NASA’s Mars 2020 Perseverance rover mission — humanity’s most sophisticated rover — launched with the Ingenuity Mars Helicopter at 7:50 a.m. EDT (4:50 a.m. PDT) Thursday on a United Launch Alliance (ULA) Atlas V rocket from Space Launch Complex 41 at Cape Canaveral Air Force Station in Florida.
“With the launch of Perseverance, we begin another historic mission of exploration,” said NASA Administrator Jim Bridenstine. “This amazing explorer’s journey has already required the very best from all of us to get it to launch through these challenging times. Now we can look forward to its incredible science and to bringing samples of Mars home even as we advance human missions to the Red Planet. As a mission, as an agency, and as a country, we will persevere.”
Now we’re on the countdown to it landing at the Martian Jezero Crater on Feb. 18, 2021!
Learn More About the Launch and Mission
The ULA Atlas V’s Centaur upper stage initially placed the Mars 2020 spacecraft into a parking orbit around Earth. The engine fired for a second time and the spacecraft separated from the Centaur as expected. Navigation data indicate the spacecraft is perfectly on course to Mars.
The Perseverance rover’s astrobiology mission has three main goals:
- seek out signs of past microscopic life on Mars,
- explore the diverse geology of its landing site, Jezero Crater, and
- demonstrate key technologies that will help us prepare for future robotic and human exploration.
The Martian rock and dust Perseverance’s Sample Caching System collects could answer fundamental questions about the potential for life to exist beyond Earth.
The Mars 2020 Perseverance mission is part of America’s larger Moon to Mars exploration approach that includes missions to the Moon as a way to prepare for human exploration of the Red Planet.
Learn More About It

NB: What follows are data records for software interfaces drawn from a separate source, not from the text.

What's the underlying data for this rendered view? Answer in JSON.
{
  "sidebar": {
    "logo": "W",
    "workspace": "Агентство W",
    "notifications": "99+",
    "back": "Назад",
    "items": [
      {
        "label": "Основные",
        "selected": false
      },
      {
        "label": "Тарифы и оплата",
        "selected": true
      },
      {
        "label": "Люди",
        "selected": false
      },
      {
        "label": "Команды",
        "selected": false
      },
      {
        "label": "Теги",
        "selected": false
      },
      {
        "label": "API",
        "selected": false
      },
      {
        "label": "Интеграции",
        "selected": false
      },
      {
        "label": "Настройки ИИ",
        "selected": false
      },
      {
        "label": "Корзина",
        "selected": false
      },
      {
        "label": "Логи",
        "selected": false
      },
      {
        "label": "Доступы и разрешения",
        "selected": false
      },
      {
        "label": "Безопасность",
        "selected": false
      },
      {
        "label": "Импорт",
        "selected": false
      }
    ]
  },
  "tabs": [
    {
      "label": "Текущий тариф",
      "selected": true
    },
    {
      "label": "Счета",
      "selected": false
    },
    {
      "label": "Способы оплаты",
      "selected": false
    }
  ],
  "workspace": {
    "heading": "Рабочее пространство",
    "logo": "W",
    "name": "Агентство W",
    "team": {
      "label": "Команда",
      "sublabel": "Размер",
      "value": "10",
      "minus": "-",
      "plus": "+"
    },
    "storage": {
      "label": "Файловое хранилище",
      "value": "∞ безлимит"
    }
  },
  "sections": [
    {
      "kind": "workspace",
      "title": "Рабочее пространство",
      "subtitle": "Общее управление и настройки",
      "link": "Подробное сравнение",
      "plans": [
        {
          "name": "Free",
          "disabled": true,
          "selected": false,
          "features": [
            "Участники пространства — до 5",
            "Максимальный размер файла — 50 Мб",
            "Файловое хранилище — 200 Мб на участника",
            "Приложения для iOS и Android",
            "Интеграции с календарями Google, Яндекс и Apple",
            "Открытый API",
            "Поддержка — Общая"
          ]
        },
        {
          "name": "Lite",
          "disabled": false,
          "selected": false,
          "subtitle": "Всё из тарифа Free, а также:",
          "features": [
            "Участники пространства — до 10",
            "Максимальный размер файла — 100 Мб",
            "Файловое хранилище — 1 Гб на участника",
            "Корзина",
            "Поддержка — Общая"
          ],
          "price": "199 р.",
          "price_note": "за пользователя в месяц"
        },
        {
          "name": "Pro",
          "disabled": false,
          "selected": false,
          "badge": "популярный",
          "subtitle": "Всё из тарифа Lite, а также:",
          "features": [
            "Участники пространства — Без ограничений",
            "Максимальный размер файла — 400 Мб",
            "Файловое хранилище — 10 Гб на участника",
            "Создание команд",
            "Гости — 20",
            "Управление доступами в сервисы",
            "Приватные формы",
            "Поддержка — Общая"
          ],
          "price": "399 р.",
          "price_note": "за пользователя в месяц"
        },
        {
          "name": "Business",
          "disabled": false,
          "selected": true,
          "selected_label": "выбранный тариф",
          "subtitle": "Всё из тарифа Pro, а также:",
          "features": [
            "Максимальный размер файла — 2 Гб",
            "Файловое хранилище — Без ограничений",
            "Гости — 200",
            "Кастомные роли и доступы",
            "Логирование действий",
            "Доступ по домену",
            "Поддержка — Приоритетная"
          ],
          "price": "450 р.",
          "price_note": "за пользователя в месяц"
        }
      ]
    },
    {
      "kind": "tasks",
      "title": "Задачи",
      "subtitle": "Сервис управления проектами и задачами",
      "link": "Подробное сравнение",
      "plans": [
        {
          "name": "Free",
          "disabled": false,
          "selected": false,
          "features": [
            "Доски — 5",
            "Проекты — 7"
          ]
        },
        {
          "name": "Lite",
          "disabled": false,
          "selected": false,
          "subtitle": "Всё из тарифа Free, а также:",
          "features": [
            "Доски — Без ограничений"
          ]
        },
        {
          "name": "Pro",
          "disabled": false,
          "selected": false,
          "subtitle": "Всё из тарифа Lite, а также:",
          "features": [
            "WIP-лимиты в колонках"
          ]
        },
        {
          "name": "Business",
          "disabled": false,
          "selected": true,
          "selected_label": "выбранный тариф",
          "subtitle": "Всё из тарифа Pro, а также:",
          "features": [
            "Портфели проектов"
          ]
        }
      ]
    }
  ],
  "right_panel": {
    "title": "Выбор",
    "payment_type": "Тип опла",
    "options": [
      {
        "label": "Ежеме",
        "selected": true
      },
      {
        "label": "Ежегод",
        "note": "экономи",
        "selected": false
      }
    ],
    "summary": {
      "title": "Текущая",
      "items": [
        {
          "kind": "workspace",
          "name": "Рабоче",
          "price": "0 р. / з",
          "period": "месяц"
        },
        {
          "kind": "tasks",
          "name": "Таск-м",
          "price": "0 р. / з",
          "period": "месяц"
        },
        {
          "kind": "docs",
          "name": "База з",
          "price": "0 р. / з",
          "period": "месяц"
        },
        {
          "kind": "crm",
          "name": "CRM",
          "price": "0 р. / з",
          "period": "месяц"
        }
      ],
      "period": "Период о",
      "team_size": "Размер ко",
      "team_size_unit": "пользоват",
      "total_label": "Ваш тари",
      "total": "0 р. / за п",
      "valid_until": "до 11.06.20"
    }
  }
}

Enjoy these fun facts about Perseverance:
- Perseverance will spend about one Mars year (two Earth years) exploring the landing site, Jezero Crater.
- Jezero is a town in Bosnia and Herzegovina, and in 2007 the International Astronomical Union (IAU) named the 28-mile-wide (45-kilometer-wide) giant impact basin on the western edge of Isidis Planitia — just north of the Martian equator — Jezero Crater.
- Perseverance will carry seven instruments to conduct unprecedented science and test new technology on Mars.
- Perseverance rover is car-sized: it’s about 10 feet long (not including the arm), 9 feet wide, and 7 feet tall (about 3 meters long, 2.7 meters wide, and 2.2 meters tall).
- The rover is testing new technology, such as an autopilot for avoiding hazards called Terrain Relative Navigation and a set of sensors for gathering data during the landing.
- Perseverance will be able to see beneath the Martian surface thanks to Radar Imager for Mars’ Subsurface Experiment (RIMFAX), a ground-penetrating radar that will provide centimeter-scale resolution of the geologic structure of the subsurface.